Task to carry out
Copy the records below without altering a single word.

-=-=-=-=-

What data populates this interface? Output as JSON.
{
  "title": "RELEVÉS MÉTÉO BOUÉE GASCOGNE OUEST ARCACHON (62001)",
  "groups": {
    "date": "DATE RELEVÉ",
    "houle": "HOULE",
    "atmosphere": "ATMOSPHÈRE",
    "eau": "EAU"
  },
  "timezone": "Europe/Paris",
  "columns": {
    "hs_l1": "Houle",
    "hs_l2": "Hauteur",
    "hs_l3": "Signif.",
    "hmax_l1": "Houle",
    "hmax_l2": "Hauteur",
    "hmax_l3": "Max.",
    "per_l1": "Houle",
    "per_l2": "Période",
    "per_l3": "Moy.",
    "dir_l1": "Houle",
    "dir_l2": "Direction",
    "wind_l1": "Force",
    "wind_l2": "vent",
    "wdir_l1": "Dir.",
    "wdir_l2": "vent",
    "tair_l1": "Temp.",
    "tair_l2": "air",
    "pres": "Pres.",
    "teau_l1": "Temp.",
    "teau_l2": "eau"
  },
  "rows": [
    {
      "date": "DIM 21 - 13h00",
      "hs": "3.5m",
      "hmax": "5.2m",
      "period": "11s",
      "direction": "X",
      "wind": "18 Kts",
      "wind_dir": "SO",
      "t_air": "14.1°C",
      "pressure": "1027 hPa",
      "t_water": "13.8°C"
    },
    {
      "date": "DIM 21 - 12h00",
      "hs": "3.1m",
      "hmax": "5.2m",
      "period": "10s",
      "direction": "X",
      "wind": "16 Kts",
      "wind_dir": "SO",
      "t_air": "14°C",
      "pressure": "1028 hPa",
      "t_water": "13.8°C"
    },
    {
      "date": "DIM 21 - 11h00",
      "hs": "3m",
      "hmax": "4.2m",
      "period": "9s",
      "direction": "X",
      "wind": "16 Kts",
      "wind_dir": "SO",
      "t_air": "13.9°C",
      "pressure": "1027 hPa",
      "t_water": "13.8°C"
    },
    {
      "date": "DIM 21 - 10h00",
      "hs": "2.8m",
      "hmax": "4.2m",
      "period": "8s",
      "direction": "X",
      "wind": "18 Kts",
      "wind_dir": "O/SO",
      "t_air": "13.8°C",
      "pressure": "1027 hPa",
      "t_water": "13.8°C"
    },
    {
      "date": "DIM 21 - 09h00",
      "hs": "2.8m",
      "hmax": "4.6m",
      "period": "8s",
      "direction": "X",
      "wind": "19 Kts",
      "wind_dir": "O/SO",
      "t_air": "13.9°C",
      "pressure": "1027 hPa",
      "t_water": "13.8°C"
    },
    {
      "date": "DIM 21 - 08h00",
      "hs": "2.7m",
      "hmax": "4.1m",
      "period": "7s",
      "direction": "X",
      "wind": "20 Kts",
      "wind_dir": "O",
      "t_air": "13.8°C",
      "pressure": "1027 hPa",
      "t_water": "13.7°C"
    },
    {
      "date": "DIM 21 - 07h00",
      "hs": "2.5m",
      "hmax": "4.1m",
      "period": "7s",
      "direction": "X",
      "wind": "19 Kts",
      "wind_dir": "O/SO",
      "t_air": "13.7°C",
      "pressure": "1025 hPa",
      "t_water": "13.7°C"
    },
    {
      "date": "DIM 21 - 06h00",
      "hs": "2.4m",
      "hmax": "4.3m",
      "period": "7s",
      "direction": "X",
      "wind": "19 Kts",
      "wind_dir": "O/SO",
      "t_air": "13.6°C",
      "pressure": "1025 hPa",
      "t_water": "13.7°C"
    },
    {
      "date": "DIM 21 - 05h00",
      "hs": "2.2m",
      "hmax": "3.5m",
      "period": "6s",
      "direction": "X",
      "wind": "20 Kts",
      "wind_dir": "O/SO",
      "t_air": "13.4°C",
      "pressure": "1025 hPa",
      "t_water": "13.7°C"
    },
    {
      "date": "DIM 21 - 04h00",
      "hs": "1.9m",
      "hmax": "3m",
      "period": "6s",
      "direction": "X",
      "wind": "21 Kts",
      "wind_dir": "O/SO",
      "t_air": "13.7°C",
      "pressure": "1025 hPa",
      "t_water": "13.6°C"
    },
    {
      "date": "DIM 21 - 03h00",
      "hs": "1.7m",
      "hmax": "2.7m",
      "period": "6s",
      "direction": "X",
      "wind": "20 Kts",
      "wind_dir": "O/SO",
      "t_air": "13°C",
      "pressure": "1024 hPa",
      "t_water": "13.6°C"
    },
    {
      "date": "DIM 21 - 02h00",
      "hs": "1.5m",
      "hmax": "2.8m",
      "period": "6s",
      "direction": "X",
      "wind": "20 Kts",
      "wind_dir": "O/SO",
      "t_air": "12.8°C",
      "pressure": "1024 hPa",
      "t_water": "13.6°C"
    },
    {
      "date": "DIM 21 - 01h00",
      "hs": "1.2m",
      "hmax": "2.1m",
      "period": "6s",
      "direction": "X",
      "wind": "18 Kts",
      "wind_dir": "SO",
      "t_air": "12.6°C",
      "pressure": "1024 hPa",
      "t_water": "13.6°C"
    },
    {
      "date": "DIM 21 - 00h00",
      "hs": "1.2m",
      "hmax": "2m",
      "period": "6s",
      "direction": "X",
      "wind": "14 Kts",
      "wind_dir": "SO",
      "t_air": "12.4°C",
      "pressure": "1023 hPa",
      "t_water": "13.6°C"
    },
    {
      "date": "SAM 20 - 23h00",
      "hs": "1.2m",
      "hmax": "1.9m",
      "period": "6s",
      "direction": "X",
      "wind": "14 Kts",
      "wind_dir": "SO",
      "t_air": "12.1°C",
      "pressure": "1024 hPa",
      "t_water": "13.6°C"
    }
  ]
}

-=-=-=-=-

Answer space
What data populates this interface? Output as JSON.
{
  "title": "RELEVÉS MÉTÉO BOUÉE GASCOGNE OUEST ARCACHON (62001)",
  "groups": {
    "date": "DATE RELEVÉ",
    "houle": "HOULE",
    "atmosphere": "ATMOSPHÈRE",
    "eau": "EAU"
  },
  "timezone": "Europe/Paris",
  "columns": {
    "hs_l1": "Houle",
    "hs_l2": "Hauteur",
    "hs_l3": "Signif.",
    "hmax_l1": "Houle",
    "hmax_l2": "Hauteur",
    "hmax_l3": "Max.",
    "per_l1": "Houle",
    "per_l2": "Période",
    "per_l3": "Moy.",
    "dir_l1": "Houle",
    "dir_l2": "Direction",
    "wind_l1": "Force",
    "wind_l2": "vent",
    "wdir_l1": "Dir.",
    "wdir_l2": "vent",
    "tair_l1": "Temp.",
    "tair_l2": "air",
    "pres": "Pres.",
    "teau_l1": "Temp.",
    "teau_l2": "eau"
  },
  "rows": [
    {
      "date": "DIM 21 - 13h00",
      "hs": "3.5m",
      "hmax": "5.2m",
      "period": "11s",
      "direction": "X",
      "wind": "18 Kts",
      "wind_dir": "SO",
      "t_air": "14.1°C",
      "pressure": "1027 hPa",
      "t_water": "13.8°C"
    },
    {
      "date": "DIM 21 - 12h00",
      "hs": "3.1m",
      "hmax": "5.2m",
      "period": "10s",
      "direction": "X",
      "wind": "16 Kts",
      "wind_dir": "SO",
      "t_air": "14°C",
      "pressure": "1028 hPa",
      "t_water": "13.8°C"
    },
    {
      "date": "DIM 21 - 11h00",
      "hs": "3m",
      "hmax": "4.2m",
      "period": "9s",
      "direction": "X",
      "wind": "16 Kts",
      "wind_dir": "SO",
      "t_air": "13.9°C",
      "pressure": "1027 hPa",
      "t_water": "13.8°C"
    },
    {
      "date": "DIM 21 - 10h00",
      "hs": "2.8m",
      "hmax": "4.2m",
      "period": "8s",
      "direction": "X",
      "wind": "18 Kts",
      "wind_dir": "O/SO",
      "t_air": "13.8°C",
      "pressure": "1027 hPa",
      "t_water": "13.8°C"
    },
    {
      "date": "DIM 21 - 09h00",
      "hs": "2.8m",
      "hmax": "4.6m",
      "period": "8s",
      "direction": "X",
      "wind": "19 Kts",
      "wind_dir": "O/SO",
      "t_air": "13.9°C",
      "pressure": "1027 hPa",
      "t_water": "13.8°C"
    },
    {
      "date": "DIM 21 - 08h00",
      "hs": "2.7m",
      "hmax": "4.1m",
      "period": "7s",
      "direction": "X",
      "wind": "20 Kts",
      "wind_dir": "O",
      "t_air": "13.8°C",
      "pressure": "1027 hPa",
      "t_water": "13.7°C"
    },
    {
      "date": "DIM 21 - 07h00",
      "hs": "2.5m",
      "hmax": "4.1m",
      "period": "7s",
      "direction": "X",
      "wind": "19 Kts",
      "wind_dir": "O/SO",
      "t_air": "13.7°C",
      "pressure": "1025 hPa",
      "t_water": "13.7°C"
    },
    {
      "date": "DIM 21 - 06h00",
      "hs": "2.4m",
      "hmax": "4.3m",
      "period": "7s",
      "direction": "X",
      "wind": "19 Kts",
      "wind_dir": "O/SO",
      "t_air": "13.6°C",
      "pressure": "1025 hPa",
      "t_water": "13.7°C"
    },
    {
      "date": "DIM 21 - 05h00",
      "hs": "2.2m",
      "hmax": "3.5m",
      "period": "6s",
      "direction": "X",
      "wind": "20 Kts",
      "wind_dir": "O/SO",
      "t_air": "13.4°C",
      "pressure": "1025 hPa",
      "t_water": "13.7°C"
    },
    {
      "date": "DIM 21 - 04h00",
      "hs": "1.9m",
      "hmax": "3m",
      "period": "6s",
      "direction": "X",
      "wind": "21 Kts",
      "wind_dir": "O/SO",
      "t_air": "13.7°C",
      "pressure": "1025 hPa",
      "t_water": "13.6°C"
    },
    {
      "date": "DIM 21 - 03h00",
      "hs": "1.7m",
      "hmax": "2.7m",
      "period": "6s",
      "direction": "X",
      "wind": "20 Kts",
      "wind_dir": "O/SO",
      "t_air": "13°C",
      "pressure": "1024 hPa",
      "t_water": "13.6°C"
    },
    {
      "date": "DIM 21 - 02h00",
      "hs": "1.5m",
      "hmax": "2.8m",
      "period": "6s",
      "direction": "X",
      "wind": "20 Kts",
      "wind_dir": "O/SO",
      "t_air": "12.8°C",
      "pressure": "1024 hPa",
      "t_water": "13.6°C"
    },
    {
      "date": "DIM 21 - 01h00",
      "hs": "1.2m",
      "hmax": "2.1m",
      "period": "6s",
      "direction": "X",
      "wind": "18 Kts",
      "wind_dir": "SO",
      "t_air": "12.6°C",
      "pressure": "1024 hPa",
      "t_water": "13.6°C"
    },
    {
      "date": "DIM 21 - 00h00",
      "hs": "1.2m",
      "hmax": "2m",
      "period": "6s",
      "direction": "X",
      "wind": "14 Kts",
      "wind_dir": "SO",
      "t_air": "12.4°C",
      "pressure": "1023 hPa",
      "t_water": "13.6°C"
    },
    {
      "date": "SAM 20 - 23h00",
      "hs": "1.2m",
      "hmax": "1.9m",
      "period": "6s",
      "direction": "X",
      "wind": "14 Kts",
      "wind_dir": "SO",
      "t_air": "12.1°C",
      "pressure": "1024 hPa",
      "t_water": "13.6°C"
    }
  ]
}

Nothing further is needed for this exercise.